A regular expression is actually a special string


Java regular expression provides a rich class library, which greatly simplifies the process. The following is a list of common basic syntax:
* + ? ^$[] () | / \ \ D / D / w / w {} {n} {n, m}, etc,
Note the “|” or symbol. It can match single characters and strings. For example: T [aeio] n only matches Tan, ten, tin, ton. But don’t match too, because only a single character can be matched in square brackets. To match tool, use t (a|e|i|o| o) n to realize too.
Regular expression is a skilled process, there is nothing too abstract. In fact, learning software (do not like the word “programming”) and other industries are the same, a hard indicator for programmers is the amount of code. The more code, the more familiar (or master or Master) the implementation process. Experience is not learned, just as language cannot be learned. It depends on the accumulation of a quantity. The premise of innovation is to reach a very proficient level of something. Here with friends to encourage.
(2) String support method for regular expressions: matches (regex) matches the regular expressions in brackets;

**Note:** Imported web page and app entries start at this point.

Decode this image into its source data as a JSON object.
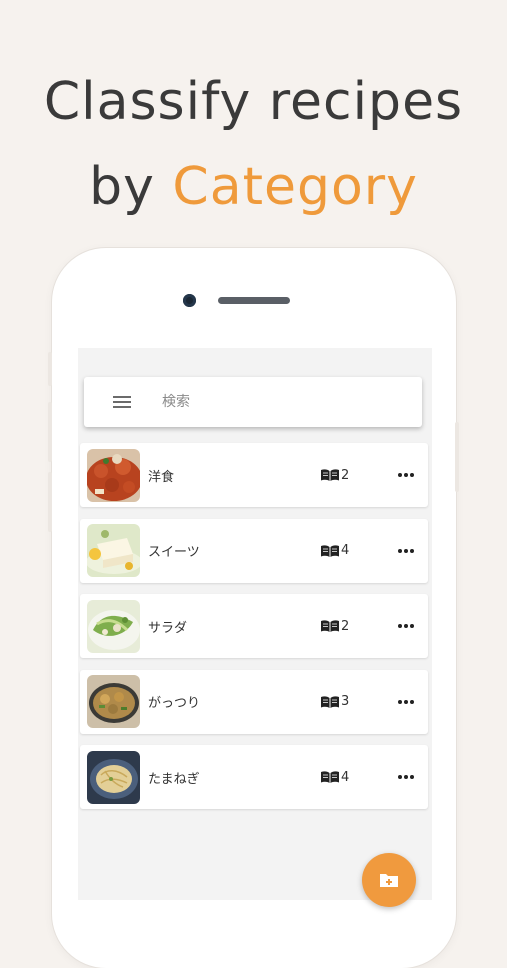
{
  "headline": {
    "line1": "Classify recipes",
    "line2_prefix": "by ",
    "line2_accent": "Category"
  },
  "colors": {
    "background": "#f6f2ee",
    "accent": "#ef9a3b",
    "fab": "#f09a3e"
  },
  "search": {
    "placeholder": "検索",
    "menu_icon": "hamburger-menu-icon"
  },
  "categories": [
    {
      "name": "洋食",
      "count": "2",
      "thumb": "tomato-stew"
    },
    {
      "name": "スイーツ",
      "count": "4",
      "thumb": "cheesecake"
    },
    {
      "name": "サラダ",
      "count": "2",
      "thumb": "green-salad"
    },
    {
      "name": "がっつり",
      "count": "3",
      "thumb": "stir-fry"
    },
    {
      "name": "たまねぎ",
      "count": "4",
      "thumb": "onion-dish"
    }
  ],
  "fab": {
    "icon": "add-folder-icon"
  }
}
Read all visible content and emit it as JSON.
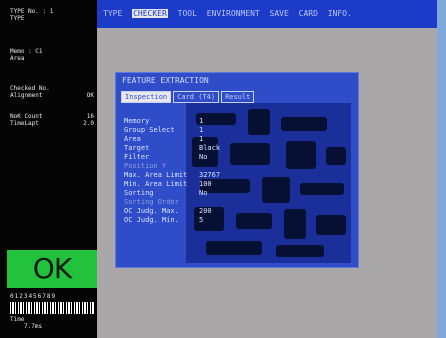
{
  "left_panel": {
    "top": [
      "TYPE No. : 1",
      "TYPE"
    ],
    "mid": [
      "Memo : C1",
      "Area"
    ],
    "stats": [
      {
        "label": "Checked No.",
        "value": ""
      },
      {
        "label": "Alignment",
        "value": "OK"
      },
      {
        "label": "NoK Count",
        "value": "16"
      },
      {
        "label": "TimeLapt",
        "value": "2.0"
      }
    ],
    "ok_label": "OK",
    "barcode_digits": "0123456789",
    "time_label": "Time",
    "time_value": "7.7ms"
  },
  "menubar": {
    "items": [
      "TYPE",
      "CHECKER",
      "TOOL",
      "ENVIRONMENT",
      "SAVE",
      "CARD",
      "INFO."
    ],
    "active_index": 1
  },
  "dialog": {
    "title": "FEATURE EXTRACTION",
    "tabs": [
      "Inspection",
      "Card (T4)",
      "Result"
    ],
    "active_tab": 0,
    "params": [
      {
        "label": "Memory",
        "value": "1"
      },
      {
        "label": "Group Select",
        "value": "1"
      },
      {
        "label": "Area",
        "value": "1"
      },
      {
        "label": "Target",
        "value": "Black"
      },
      {
        "label": "Filter",
        "value": "No"
      },
      {
        "label": "Position Y",
        "value": "",
        "dim": true
      },
      {
        "label": "Max. Area Limit",
        "value": "32767"
      },
      {
        "label": "Min. Area Limit",
        "value": "100"
      },
      {
        "label": "Sorting",
        "value": "No"
      },
      {
        "label": "Sorting Order",
        "value": "",
        "dim": true
      },
      {
        "label": "OC Judg. Max.",
        "value": "200"
      },
      {
        "label": "OC Judg. Min.",
        "value": "5"
      }
    ]
  },
  "colors": {
    "menubar_bg": "#1d3bc9",
    "dialog_bg": "#2f4cc9",
    "ok_bg": "#22c23c",
    "screen_bg": "#a9a7a8"
  }
}
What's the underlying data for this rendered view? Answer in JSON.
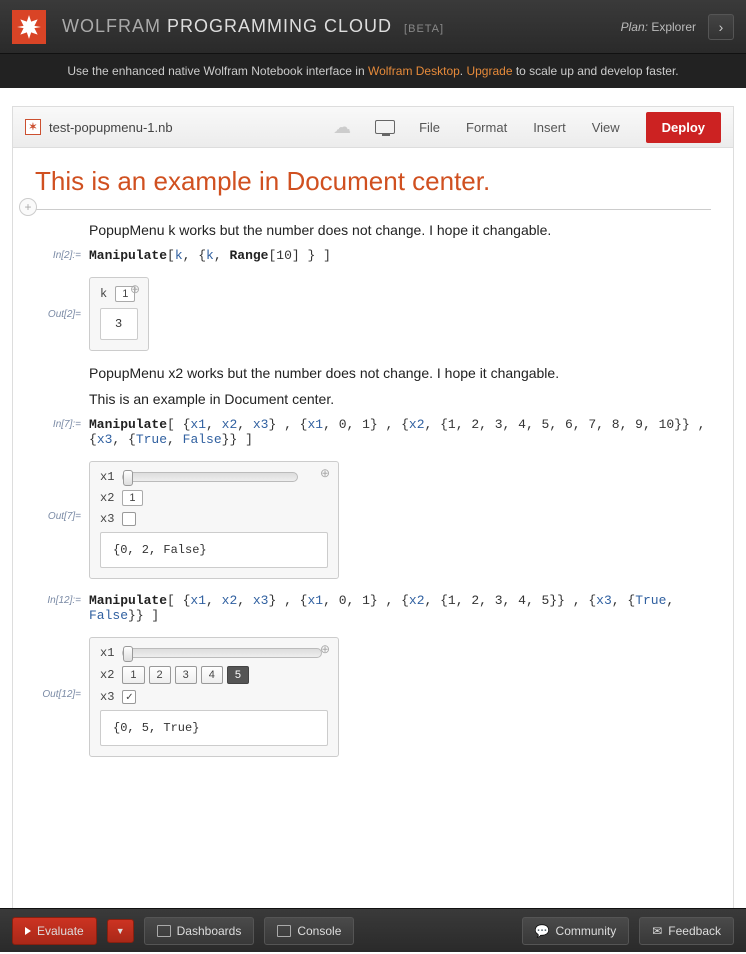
{
  "header": {
    "brand1": "WOLFRAM",
    "brand2": "PROGRAMMING CLOUD",
    "beta": "[BETA]",
    "plan_label": "Plan:",
    "plan_value": "Explorer",
    "expand_glyph": "›"
  },
  "promo": {
    "t1": "Use the enhanced native Wolfram Notebook interface in ",
    "link1": "Wolfram Desktop",
    "t2": ". ",
    "link2": "Upgrade",
    "t3": " to scale up and develop faster."
  },
  "toolbar": {
    "filename": "test-popupmenu-1.nb",
    "menu_file": "File",
    "menu_format": "Format",
    "menu_insert": "Insert",
    "menu_view": "View",
    "deploy": "Deploy"
  },
  "notebook": {
    "title": "This is an example in Document center.",
    "text1": "PopupMenu k works but the number does not change. I hope it changable.",
    "in2_label": "In[2]:=",
    "in2_code_fn": "Manipulate",
    "in2_code_rest": "[k, {k, Range[10] } ]",
    "out2_label": "Out[2]=",
    "manip1": {
      "k_label": "k",
      "k_value": "1",
      "result": "3"
    },
    "text2": "PopupMenu x2 works but the number does not change. I hope it changable.",
    "text3": "This is an example in Document center.",
    "in7_label": "In[7]:=",
    "in7_code": "Manipulate[ {x1, x2, x3} , {x1, 0, 1} , {x2, {1, 2, 3, 4, 5, 6, 7, 8, 9, 10}} , {x3, {True, False}} ]",
    "out7_label": "Out[7]=",
    "manip2": {
      "x1_label": "x1",
      "x1_val": 0,
      "x2_label": "x2",
      "x2_value": "1",
      "x3_label": "x3",
      "x3_checked": false,
      "result": "{0, 2, False}"
    },
    "in12_label": "In[12]:=",
    "in12_code": "Manipulate[ {x1, x2, x3} , {x1, 0, 1} , {x2, {1, 2, 3, 4, 5}} , {x3, {True, False}} ]",
    "out12_label": "Out[12]=",
    "manip3": {
      "x1_label": "x1",
      "x1_val": 0,
      "x2_label": "x2",
      "x2_options": [
        "1",
        "2",
        "3",
        "4",
        "5"
      ],
      "x2_active": 4,
      "x3_label": "x3",
      "x3_checked": true,
      "result": "{0, 5, True}"
    }
  },
  "bottombar": {
    "evaluate": "Evaluate",
    "dashboards": "Dashboards",
    "console": "Console",
    "community": "Community",
    "feedback": "Feedback"
  }
}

. split (regex) splits strings into character arrays. Of course, the return value is an array of characters

. replace (old string, new string) replaces the old string with a new string. It should be noted that the original string is unchanged in this substitution process, but a new string is created.

For example, string STR = ABCDE;
String str2= str.replace (“BC”, “FF”); / / change “BC” to “FF” in str“
System.out.println (STR); / / at this time, the output STR value is the same as that at the beginning of initialization
System.out.println (STR2); / / the value of STR2 becomes the desired “affde”“

. replaceall (regex, string) is similar to replace.